[Stored entries]
-- Opening Marker --
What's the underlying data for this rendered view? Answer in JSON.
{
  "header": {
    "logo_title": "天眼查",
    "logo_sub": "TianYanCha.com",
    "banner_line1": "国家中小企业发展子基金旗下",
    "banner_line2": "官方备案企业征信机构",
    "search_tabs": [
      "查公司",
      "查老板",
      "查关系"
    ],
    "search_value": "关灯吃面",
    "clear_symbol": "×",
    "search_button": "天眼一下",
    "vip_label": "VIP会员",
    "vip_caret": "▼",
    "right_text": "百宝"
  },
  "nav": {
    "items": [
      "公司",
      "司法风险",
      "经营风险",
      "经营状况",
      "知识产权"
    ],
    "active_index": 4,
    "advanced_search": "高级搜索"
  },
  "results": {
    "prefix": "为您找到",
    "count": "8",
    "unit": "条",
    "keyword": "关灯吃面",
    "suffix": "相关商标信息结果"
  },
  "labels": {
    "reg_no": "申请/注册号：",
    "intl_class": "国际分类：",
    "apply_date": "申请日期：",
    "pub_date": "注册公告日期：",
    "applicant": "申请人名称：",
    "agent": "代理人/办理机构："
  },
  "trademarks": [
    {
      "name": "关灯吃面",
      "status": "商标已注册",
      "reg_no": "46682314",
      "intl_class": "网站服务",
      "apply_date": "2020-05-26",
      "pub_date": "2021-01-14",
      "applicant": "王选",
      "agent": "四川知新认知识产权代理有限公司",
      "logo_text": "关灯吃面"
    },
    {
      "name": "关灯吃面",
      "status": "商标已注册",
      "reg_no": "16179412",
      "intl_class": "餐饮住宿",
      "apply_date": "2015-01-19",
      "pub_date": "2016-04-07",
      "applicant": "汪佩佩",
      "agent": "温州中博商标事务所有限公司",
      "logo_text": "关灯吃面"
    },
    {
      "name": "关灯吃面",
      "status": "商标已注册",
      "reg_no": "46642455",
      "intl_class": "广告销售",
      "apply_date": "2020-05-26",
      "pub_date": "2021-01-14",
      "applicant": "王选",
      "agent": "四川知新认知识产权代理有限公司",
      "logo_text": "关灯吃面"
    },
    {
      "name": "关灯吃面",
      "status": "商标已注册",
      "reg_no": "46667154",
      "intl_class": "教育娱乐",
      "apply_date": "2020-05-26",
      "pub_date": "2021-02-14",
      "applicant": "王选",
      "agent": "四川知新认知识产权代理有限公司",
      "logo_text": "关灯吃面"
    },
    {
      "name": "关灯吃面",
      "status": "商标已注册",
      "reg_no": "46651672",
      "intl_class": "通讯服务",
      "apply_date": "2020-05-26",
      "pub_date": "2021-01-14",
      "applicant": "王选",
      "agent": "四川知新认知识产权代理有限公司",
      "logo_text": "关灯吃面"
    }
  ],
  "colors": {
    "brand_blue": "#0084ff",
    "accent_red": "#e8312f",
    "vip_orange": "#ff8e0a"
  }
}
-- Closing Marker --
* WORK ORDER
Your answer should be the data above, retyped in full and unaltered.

* SOLUTION BELOW
What's the underlying data for this rendered view? Answer in JSON.
{
  "header": {
    "logo_title": "天眼查",
    "logo_sub": "TianYanCha.com",
    "banner_line1": "国家中小企业发展子基金旗下",
    "banner_line2": "官方备案企业征信机构",
    "search_tabs": [
      "查公司",
      "查老板",
      "查关系"
    ],
    "search_value": "关灯吃面",
    "clear_symbol": "×",
    "search_button": "天眼一下",
    "vip_label": "VIP会员",
    "vip_caret": "▼",
    "right_text": "百宝"
  },
  "nav": {
    "items": [
      "公司",
      "司法风险",
      "经营风险",
      "经营状况",
      "知识产权"
    ],
    "active_index": 4,
    "advanced_search": "高级搜索"
  },
  "results": {
    "prefix": "为您找到",
    "count": "8",
    "unit": "条",
    "keyword": "关灯吃面",
    "suffix": "相关商标信息结果"
  },
  "labels": {
    "reg_no": "申请/注册号：",
    "intl_class": "国际分类：",
    "apply_date": "申请日期：",
    "pub_date": "注册公告日期：",
    "applicant": "申请人名称：",
    "agent": "代理人/办理机构："
  },
  "trademarks": [
    {
      "name": "关灯吃面",
      "status": "商标已注册",
      "reg_no": "46682314",
      "intl_class": "网站服务",
      "apply_date": "2020-05-26",
      "pub_date": "2021-01-14",
      "applicant": "王选",
      "agent": "四川知新认知识产权代理有限公司",
      "logo_text": "关灯吃面"
    },
    {
      "name": "关灯吃面",
      "status": "商标已注册",
      "reg_no": "16179412",
      "intl_class": "餐饮住宿",
      "apply_date": "2015-01-19",
      "pub_date": "2016-04-07",
      "applicant": "汪佩佩",
      "agent": "温州中博商标事务所有限公司",
      "logo_text": "关灯吃面"
    },
    {
      "name": "关灯吃面",
      "status": "商标已注册",
      "reg_no": "46642455",
      "intl_class": "广告销售",
      "apply_date": "2020-05-26",
      "pub_date": "2021-01-14",
      "applicant": "王选",
      "agent": "四川知新认知识产权代理有限公司",
      "logo_text": "关灯吃面"
    },
    {
      "name": "关灯吃面",
      "status": "商标已注册",
      "reg_no": "46667154",
      "intl_class": "教育娱乐",
      "apply_date": "2020-05-26",
      "pub_date": "2021-02-14",
      "applicant": "王选",
      "agent": "四川知新认知识产权代理有限公司",
      "logo_text": "关灯吃面"
    },
    {
      "name": "关灯吃面",
      "status": "商标已注册",
      "reg_no": "46651672",
      "intl_class": "通讯服务",
      "apply_date": "2020-05-26",
      "pub_date": "2021-01-14",
      "applicant": "王选",
      "agent": "四川知新认知识产权代理有限公司",
      "logo_text": "关灯吃面"
    }
  ],
  "colors": {
    "brand_blue": "#0084ff",
    "accent_red": "#e8312f",
    "vip_orange": "#ff8e0a"
  }
}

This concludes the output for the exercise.